On the other end of that spectrum, Proletariat was beyond packed for weekend shows by honor graduates of Houston's indie scene, from Spain Colored Orange and Fatal Flying Guilloteens to Bring Back the Guns and Jana Hunter, too many times to count. Other weekly events, like ghetto-fabulous no-cover Thursday-night DJ showcase Rock Box and Friday's endearingly awful karaoke amateur hour, made the club something very rare indeed: a hard-core hipster hangout that never took itself too seriously, nor its customers for granted.
"It always feels comfortable and unpretentious," affirms Matthew Wettergreen, who cohosts KTRU's "Revelry Report" Friday nights with partner Phillip Beck. "There's almost never any trouble — unless we're making it — and it's just as acceptable to sit by yourself with your laptop and a Red Bull than to take Jägermeister shots with all the bartenders."
At least Proletariat's run ends in an appropriately unique manner: Rather than having succumbed to traditional nightclub-killing maladies like mismanagement or regulars simply moving on, it's a victim of eminent domain. The club sits squarely in the proposed path of MetroRail's University line — the roughly ten-mile span between the Southwest Freeway at Westpark and the Gulf Freeway at Elgin/Lockwood, following Richmond for the western half of its route — and the building itself is thus targeted for demolition sometime after construction on the line begins this summer. After Metro's plans were finalized late last year, Proletariat owner Denise Ramos, who was facing a long list of much-needed physical improvements to the space, decided to get out.
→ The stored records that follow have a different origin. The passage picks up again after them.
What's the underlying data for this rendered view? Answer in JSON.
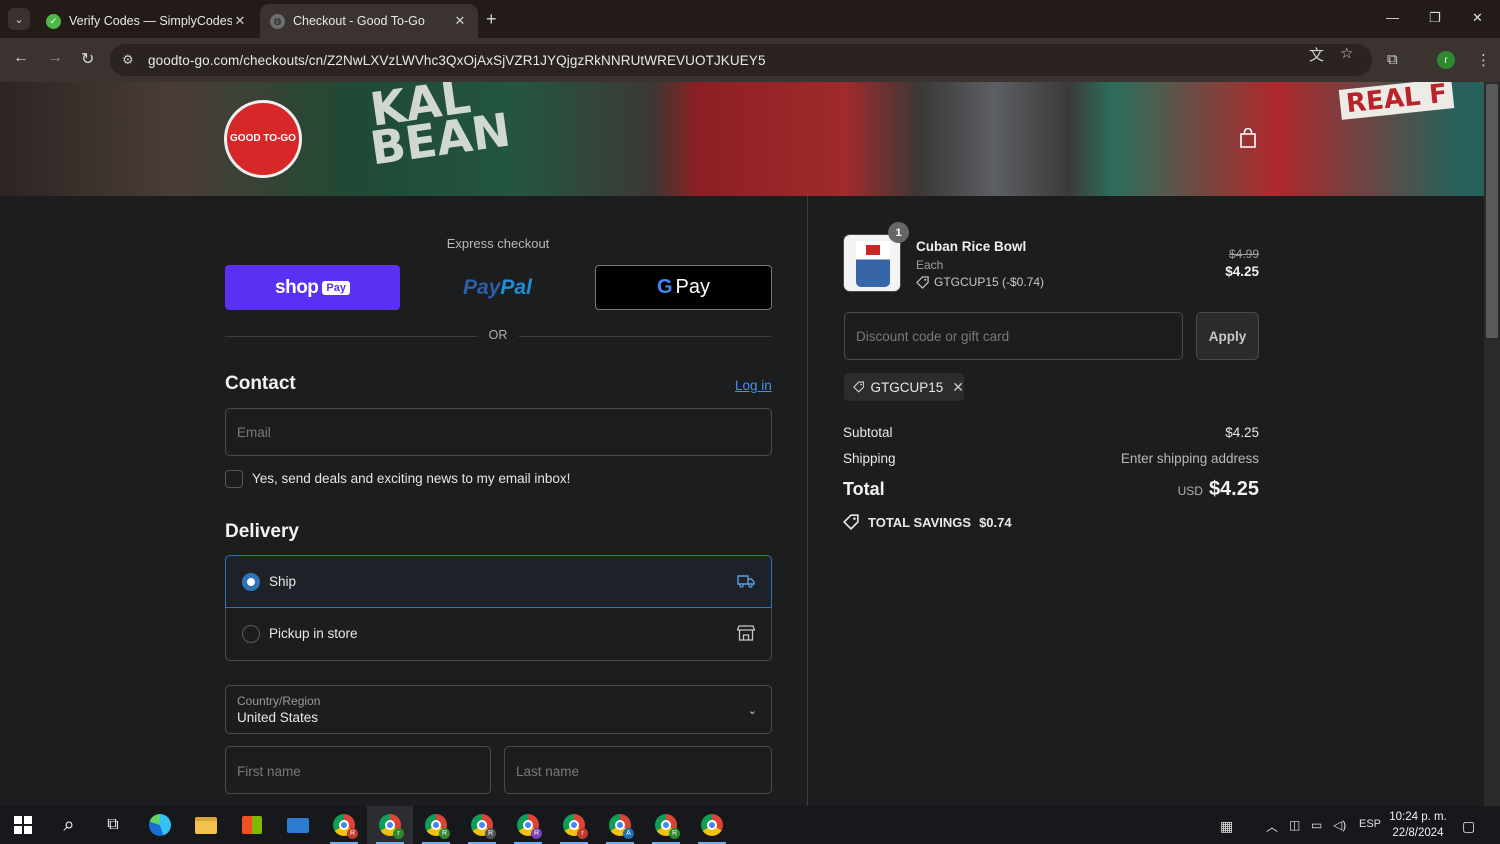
{
  "browser": {
    "tabs": [
      {
        "title": "Verify Codes — SimplyCodes",
        "favicon": "simplycodes-favicon"
      },
      {
        "title": "Checkout - Good To-Go",
        "favicon": "globe-favicon"
      }
    ],
    "url": "goodto-go.com/checkouts/cn/Z2NwLXVzLWVhc3QxOjAxSjVZR1JYQjgzRkNNRUtWREVUOTJKUEY5",
    "profile_initial": "r"
  },
  "store": {
    "logo_text": "GOOD TO-GO",
    "banner_texts": [
      "KAL",
      "BEAN",
      "REAL F"
    ]
  },
  "express": {
    "label": "Express checkout",
    "shop_pay": {
      "word": "shop",
      "badge": "Pay"
    },
    "paypal": {
      "a": "Pay",
      "b": "Pal"
    },
    "gpay": {
      "g": "G",
      "label": "Pay"
    },
    "or": "OR"
  },
  "contact": {
    "title": "Contact",
    "login_link": "Log in",
    "email_placeholder": "Email",
    "newsletter_label": "Yes, send deals and exciting news to my email inbox!"
  },
  "delivery": {
    "title": "Delivery",
    "options": [
      {
        "label": "Ship",
        "selected": true,
        "icon": "truck-icon"
      },
      {
        "label": "Pickup in store",
        "selected": false,
        "icon": "store-icon"
      }
    ],
    "country_label": "Country/Region",
    "country_value": "United States",
    "first_name_placeholder": "First name",
    "last_name_placeholder": "Last name"
  },
  "summary": {
    "item": {
      "name": "Cuban Rice Bowl",
      "variant": "Each",
      "discount": "GTGCUP15 (-$0.74)",
      "quantity": "1",
      "original_price": "$4.99",
      "price": "$4.25"
    },
    "discount_placeholder": "Discount code or gift card",
    "apply_label": "Apply",
    "applied_code": "GTGCUP15",
    "subtotal_label": "Subtotal",
    "subtotal_value": "$4.25",
    "shipping_label": "Shipping",
    "shipping_value": "Enter shipping address",
    "total_label": "Total",
    "total_currency": "USD",
    "total_value": "$4.25",
    "savings_label": "TOTAL SAVINGS",
    "savings_value": "$0.74"
  },
  "taskbar": {
    "chrome_badges": [
      "R",
      "r",
      "R",
      "R",
      "R",
      "r",
      "A",
      "R"
    ],
    "language": "ESP",
    "time": "10:24 p. m.",
    "date": "22/8/2024"
  },
  "colors": {
    "accent_blue": "#2f73b8",
    "shop_pay_purple": "#5a31f4",
    "brand_red": "#d62828"
  }
}
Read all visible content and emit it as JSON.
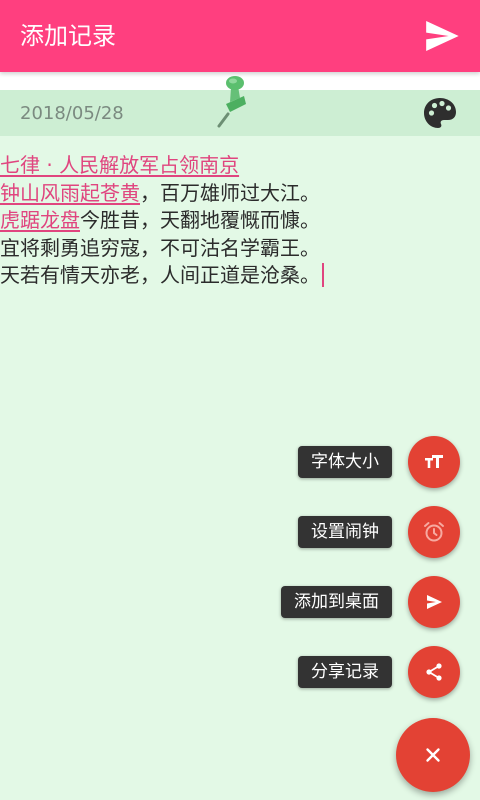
{
  "header": {
    "title": "添加记录",
    "send_icon": "send-icon",
    "background": "#ff3f7f"
  },
  "note": {
    "date": "2018/05/28",
    "palette_icon": "palette-icon",
    "pin_icon": "pushpin-icon",
    "background": "#e3f9e6",
    "lines": {
      "0": {
        "a": "七律 · 人民解放军占领南京"
      },
      "1": {
        "a": "钟山风雨起苍黄",
        "b": "，百万雄师过大江。"
      },
      "2": {
        "a": "虎踞龙盘",
        "b": "今胜昔，天翻地覆慨而慷。"
      },
      "3": {
        "a": "宜将剩勇追穷寇，不可沽名学霸王。"
      },
      "4": {
        "a": "天若有情天亦老，人间正道是沧桑。"
      }
    }
  },
  "fab_menu": {
    "accent": "#e34234",
    "items": [
      {
        "label": "字体大小",
        "icon": "text-size-icon"
      },
      {
        "label": "设置闹钟",
        "icon": "alarm-clock-icon"
      },
      {
        "label": "添加到桌面",
        "icon": "send-icon"
      },
      {
        "label": "分享记录",
        "icon": "share-icon"
      }
    ],
    "close_icon": "close-icon"
  }
}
"There was so much we needed to do for the space itself," she told the Press's music blog Houstoned Rocks last month. "We were getting so much grief for our sound equipment, and believe me, I've been dying to get new sound equipment in there. I was dying to do a little makeover to the back room. Because of all that stuff, the back-and-forth [with Metro] and having to prolong all these things I need to do, honestly I just started losing a little momentum."
The Proletariat's greatest achievement may be that while they are certainly sad it's being forced to shut down, few in the vibrant, eclectic music scene that coalesced around the club think that scene itself is in much danger of disappearing. "[The club] has certainly contributed to the current state of the Houston music scene, which we feel has never been stronger," says Wettergreen.